Over the next month, our city council members will be reviewing a city-wide policy developed together with Santa Monica hotel housekeepers that provides healthy working conditions for workers in our local hospitality industry. It includes panic buttons to prevent sexual assault, fair compensation for burdensome workloads, worker retention guidelines, and hospitality skills training programs.
What many may not be aware of are the deliberations and the intentionality behind the city’s cultivation of our tourism industry to support our city’s development and social services. I know because I was part of that push when I worked in the City Manager’s office in the 1980s.
People come to our city to enjoy the natural beauty and weather, but also because for years city policy has encouraged and supported the development of a vibrant environment for visitors. Community and city leaders had decided to encourage and support visitor serving development while discouraging the construction of large office buildings that bring increased traffic congestion with few benefits to the surrounding community.

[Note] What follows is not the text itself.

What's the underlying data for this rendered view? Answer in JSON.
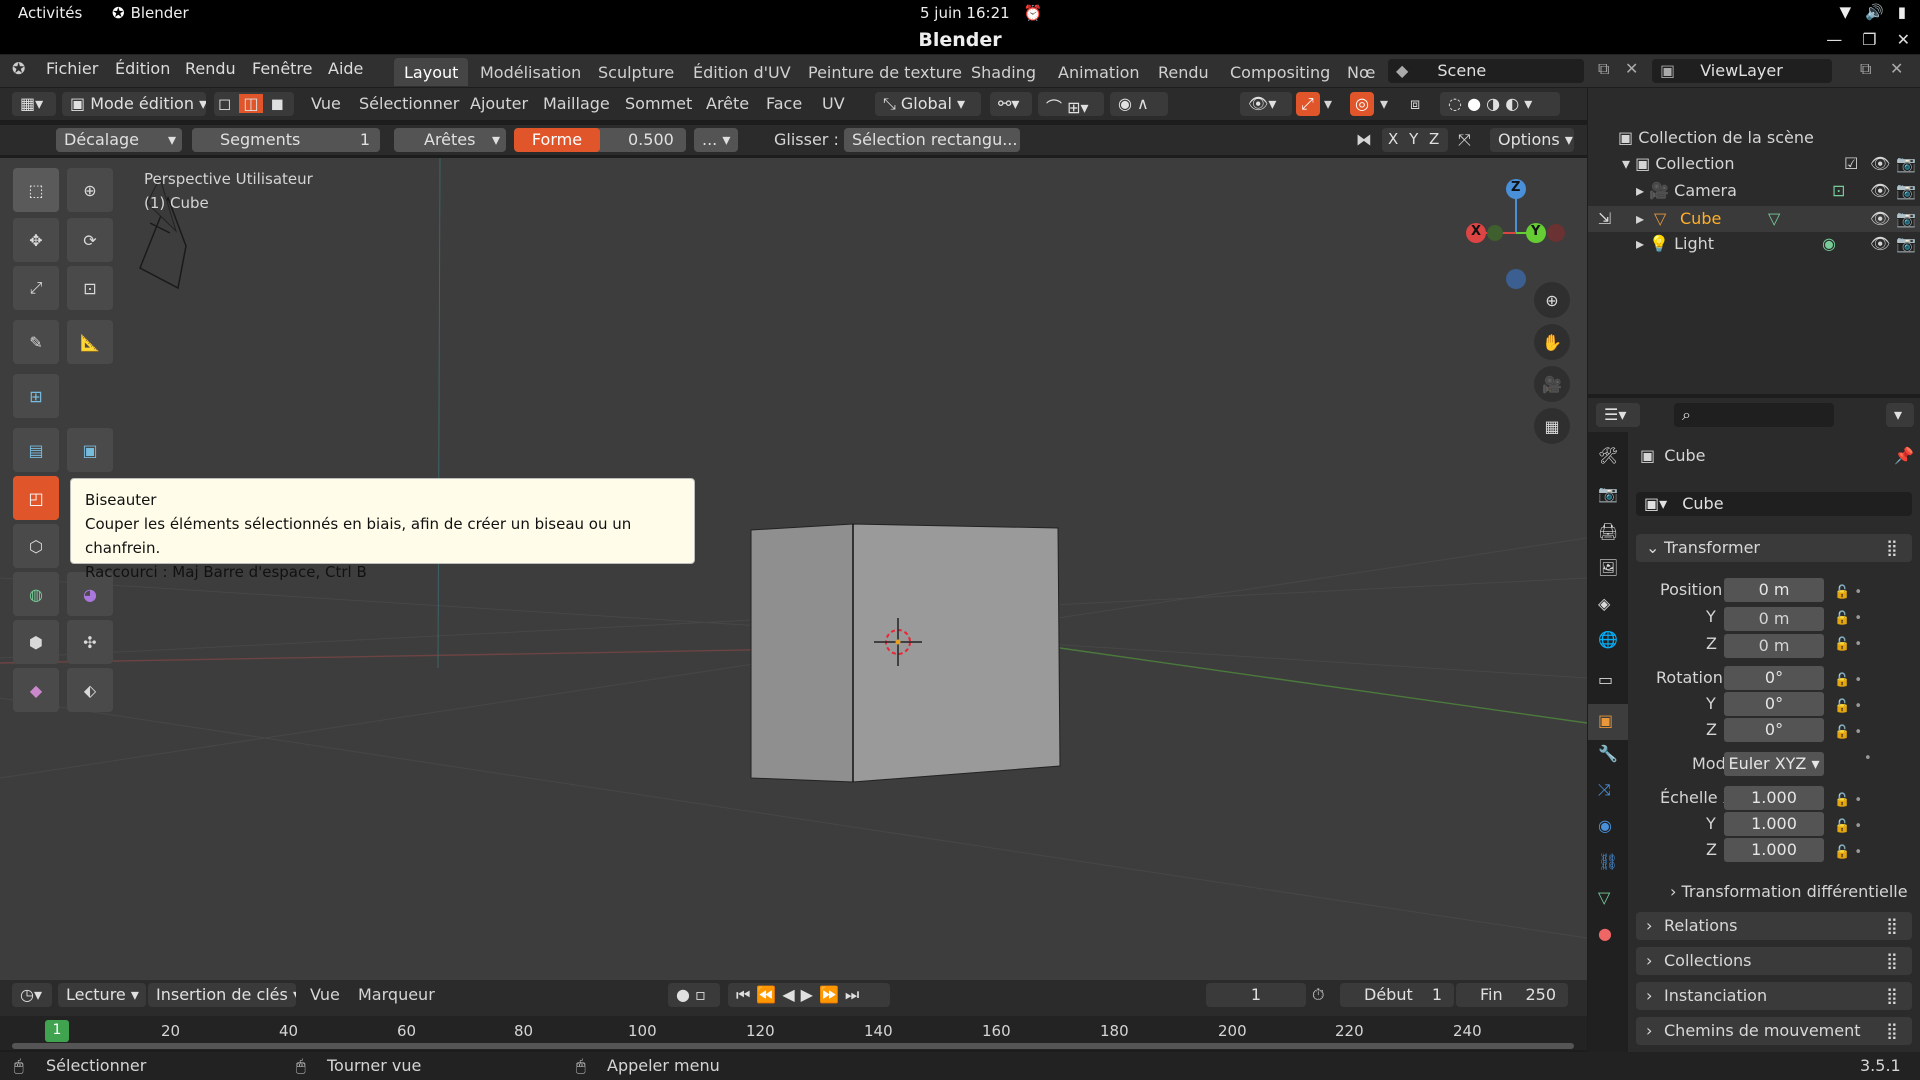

Little did we know then that while the hotels that were built as a result of our policy enjoyed some of the highest occupancy levels in all of Los Angeles County, the initial wages and benefits for the people working in them were among the lowest. It was at this time that the Santa Monica community got to know many of the people who make our tourism industry so successful – the cooks, housekeepers, bellmen, servers and front desk staff who welcome and serve our city’s visitors.
We got to know their families and their co-workers and learned about the hard work involved in providing hospitality to the thousands of people who come to Santa Monica each year. There has been a strong connection ever since between community and faith leaders and the workers fulfilling the promise of tourism development. That promise is one of mutual benefit – to the tourism businesses, the city, and the employees who make it a success.
Santa Monica residents have benefited from the millions of dollars in bed tax and sales tax from tourism that has funded some of the finest community services in the Country. The hotel companies have earned healthy profits and benefited from city promotional and policy support of their industry.
But the workers have had to fight, alongside community allies, for every improvement they have enjoyed – from minimum wage Increases, pension contributions, to sick leave and a voice on the job.
Once again, as tourism booms in our city, hotel workers are coming forward with proposals for sexual assault protections, fair compensation, training, and a dignified work environment. And once again, those of us who live in Santa Monica and benefit from the tax income from hotels will stand with workers in ensure that the decision to grow the tourism industry in Santa Monica is a winning strategy for everyone.
To learn more and join in this effort please visit facebook.com/SantaMonicaSWAA/.
Member, Clergy and Laity United for Economic Justice (CLUE), Santa Monica and 30 year resident